For anyone interested, my project was printing out and binding into book form poetry and commentaries on their writing experiences that my 7th grade students had written. They did such a fantastic job on this, that I decided to gift them with their own copy of the book.

When I checked on the bread later, it was as I had anticipated. It did not rise high and round, but rather like a large pancake with a small mound on top.

My Pathetic "Pancake"

Oh, just get it in the oven, already, I thought. I had set a pan on the bottom shelf, and I went through the motions of steaming the oven for hearth baking - pouring a cup of hot water into the pan just as the bread went in; dousing the oven walls with water every 30 seconds thereafter for 90 seconds, set the timer, and went back upstairs. I know. How cheeky of me to leave the bread unattended! But when I came back about 20 minutes later, to my astonishment and delight, the bread had risen like the phoenix.

In the Oven

My "pancake" had risen to a tall and majestically round loaf, brown and gorgeous. I turned the oven down to 475 and let it go another 10 - 15 minutes. When I returned again, it looked done, but when I checked the internal temperature, it wasn't even at 100 degrees yet, and the thermometer came out with a big glob of wet dough on it. Uh, oh, I thought. I was afraid of this. Since the original recipe was for baguettes, and the dough was rather wet, I had anticipated that this might be problematic. I turned the oven way down to 300 degrees and checked every 10 minutes until the temp registered 207 degrees. I don't even know how much longer that took, but it was at least another 30 minutes.

The Finished Loaf - What a Beauty!

By now it was 2:00 a.m., and I had to go to work in just a few short hours, so I photographed the loaf, and let it sit on the rack overnight. For the first time since this challenge began, I did not slice into the loaf and taste it fresh and hot from the oven.

In the morning, however, I sliced off a piece and was stunned to see the most perfect crumb I have seen yet coming from a loaf of my bread in the 35+ years that I have been baking bread. Of course, I spread a little butter on it, and - well - it was amazing! It had a completely different taste and texture from other breads.

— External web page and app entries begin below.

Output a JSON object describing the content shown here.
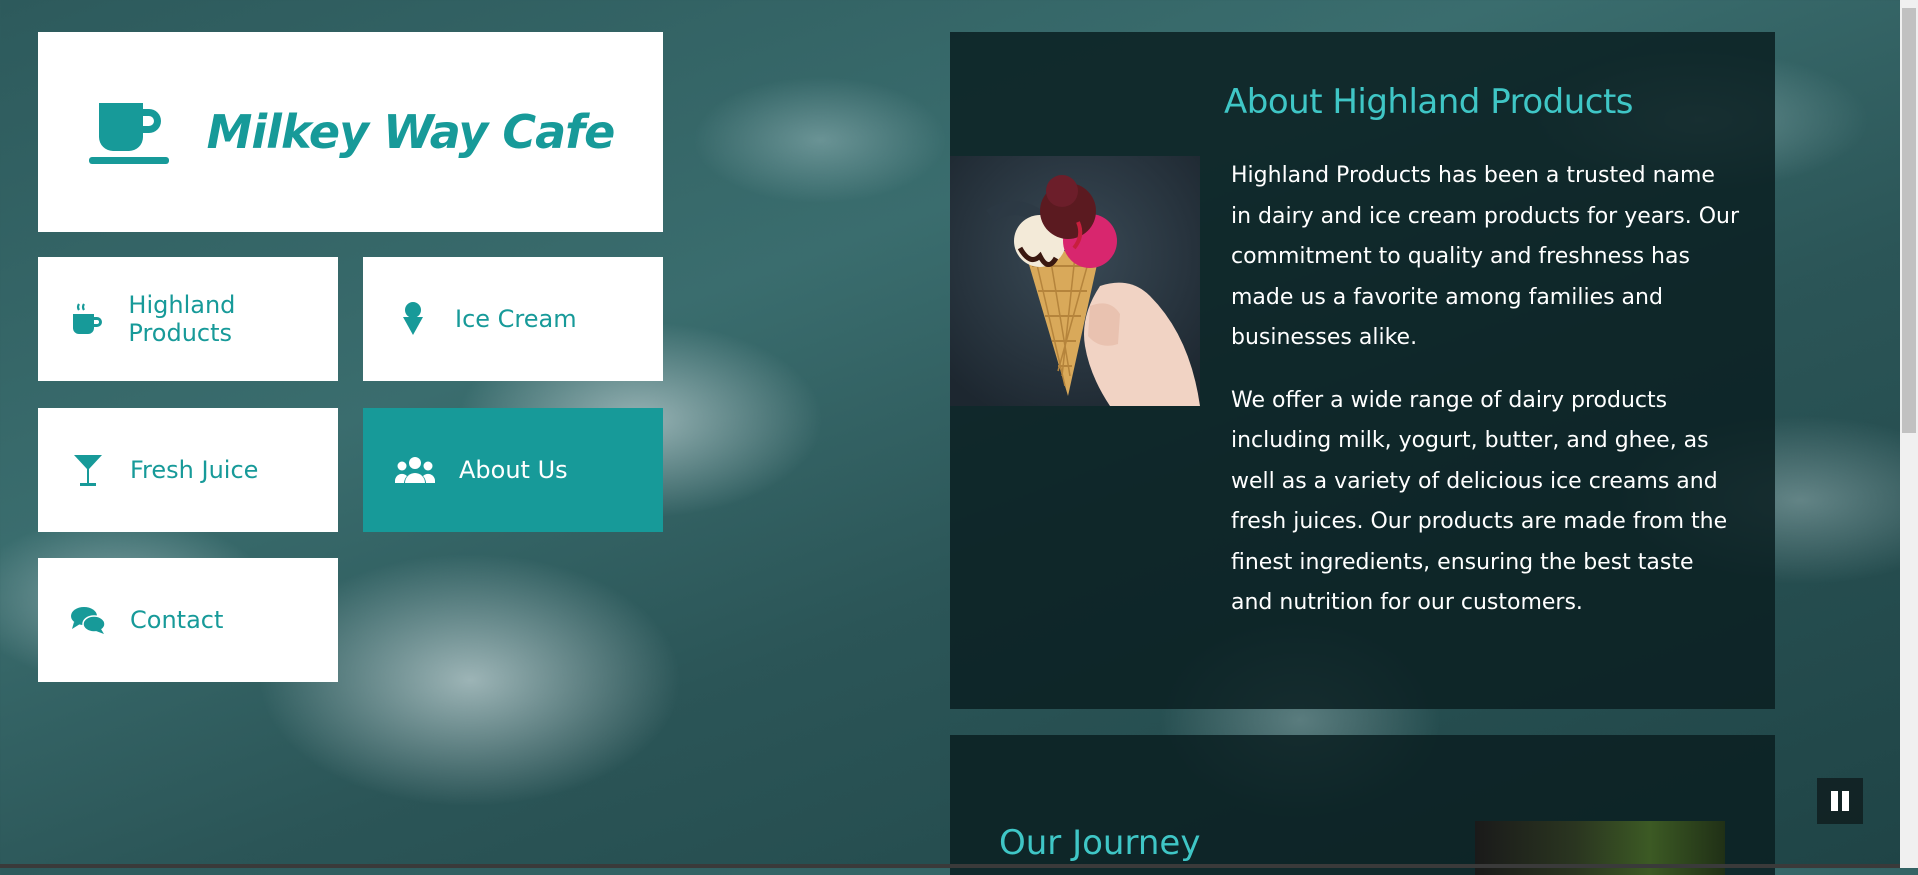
{
  "brand": {
    "title": "Milkey Way Cafe",
    "icon": "coffee-cup-icon"
  },
  "nav": {
    "items": [
      {
        "label": "Highland Products",
        "icon": "mug-hot-icon",
        "active": false
      },
      {
        "label": "Ice Cream",
        "icon": "ice-cream-icon",
        "active": false
      },
      {
        "label": "Fresh Juice",
        "icon": "cocktail-glass-icon",
        "active": false
      },
      {
        "label": "About Us",
        "icon": "users-icon",
        "active": true
      },
      {
        "label": "Contact",
        "icon": "comments-icon",
        "active": false
      }
    ]
  },
  "about": {
    "title": "About Highland Products",
    "paragraph1": "Highland Products has been a trusted name in dairy and ice cream products for years. Our commitment to quality and freshness has made us a favorite among families and businesses alike.",
    "paragraph2": "We offer a wide range of dairy products including milk, yogurt, butter, and ghee, as well as a variety of delicious ice creams and fresh juices. Our products are made from the finest ingredients, ensuring the best taste and nutrition for our customers."
  },
  "journey": {
    "title": "Our Journey"
  },
  "colors": {
    "accent": "#179a99",
    "heading": "#3fc6c6",
    "panel": "#0b2022"
  }
}
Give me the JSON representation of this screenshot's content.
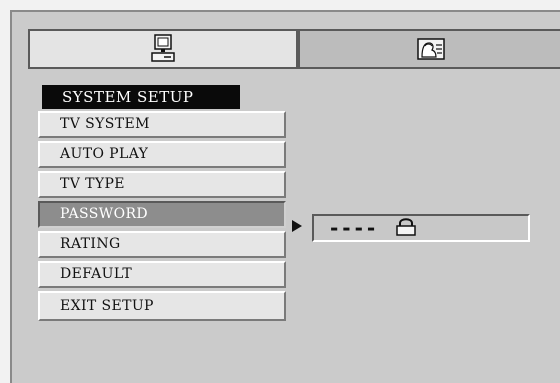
{
  "tabs": [
    {
      "id": "general",
      "icon": "monitor-icon"
    },
    {
      "id": "preference",
      "icon": "person-portrait-icon"
    }
  ],
  "menu": {
    "title": "SYSTEM SETUP",
    "items": [
      {
        "label": "TV SYSTEM"
      },
      {
        "label": "AUTO PLAY"
      },
      {
        "label": "TV TYPE"
      },
      {
        "label": "PASSWORD",
        "selected": true
      },
      {
        "label": "RATING"
      },
      {
        "label": "DEFAULT"
      },
      {
        "label": "EXIT SETUP"
      }
    ]
  },
  "password": {
    "value": "----",
    "lock_icon": "lock-icon",
    "arrow_icon": "right-pointer-icon"
  },
  "colors": {
    "panel": "#cbcbcb",
    "highlight": "#8d8d8d",
    "title_bg": "#0a0a0a"
  }
}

A Moist and Delicious Crumb - and Fantastic Toast!

Peter, my hat's off to you, and I will never doubt your methods again. You are the master. Of course, the real question is why would I doubt anyone who dreamed up the phrase, "Slow rise as metaphor?" It is magical; it is mystical; it is a metaphor. Oh, and it is mighty tasty too. The flavors must have married well and had some mystical fermentation magic going on in my fridge overnight, but we won't go there.